Passion is the key to creating these crazed fans, and a community of people that follow you and your brand like you’re the only human left on Zombie island. A brand people love associating themselves with.
In Troy’s quote he mentioned “a huge volatile audience”, and I think the key word there is “volatile”. Volatile means changing or changeable, and not only are these fans/consumers poised to change rapidly, but I think it’s important to remember that companies, or in this case directors, should be open to the idea of being volatile as well.

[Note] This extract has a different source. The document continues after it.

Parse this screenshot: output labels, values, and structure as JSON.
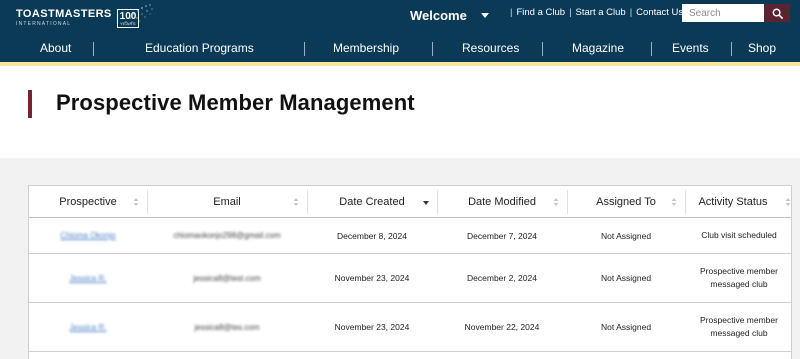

With a foundation of fans who are utterly devoted to your product/service and in this case film…you have a loud-speaker to the world, a channel of communication that speaks the language of awesome. Troy Duffy was hated, he was loved and he was a bartender who became a sensation, and through all the shit he created a following, a fan base and a film which still produces word of mouth that generates millions of dollars in video sales every year (I’m referring of course to the original, not the bison-dung, encrusted sequel.)
The great thing about crazed fans is what they create for you and your brand. Search Deviant Art, Facebook, Photobucket, Twitter, take a look at the Boondock Saints fan made typography, custom made gun grips, God you’ll even find stories about how “fans have tracked down each song that the movie featured in order to have Boondock Saints with them in audio wherever they go.” FACT! read it here
As a company, if you think passion is all you need…you’re wrong, that’s what people have. You need a product or service that people can get passionate about!
In saying that, I leave you with this thought: Imagine if Troy Duffy had spent the $8mil he used for Boondock Saints 2, to create the most over the top, awe inspiring marketing campaign that the world has ever seen! One that ticked every traditional and non-traditional box, using everything from viral guerrilla’s to TVC monkeys…all with a focus on the core fan base and the original cult classic…Boondock Saints…1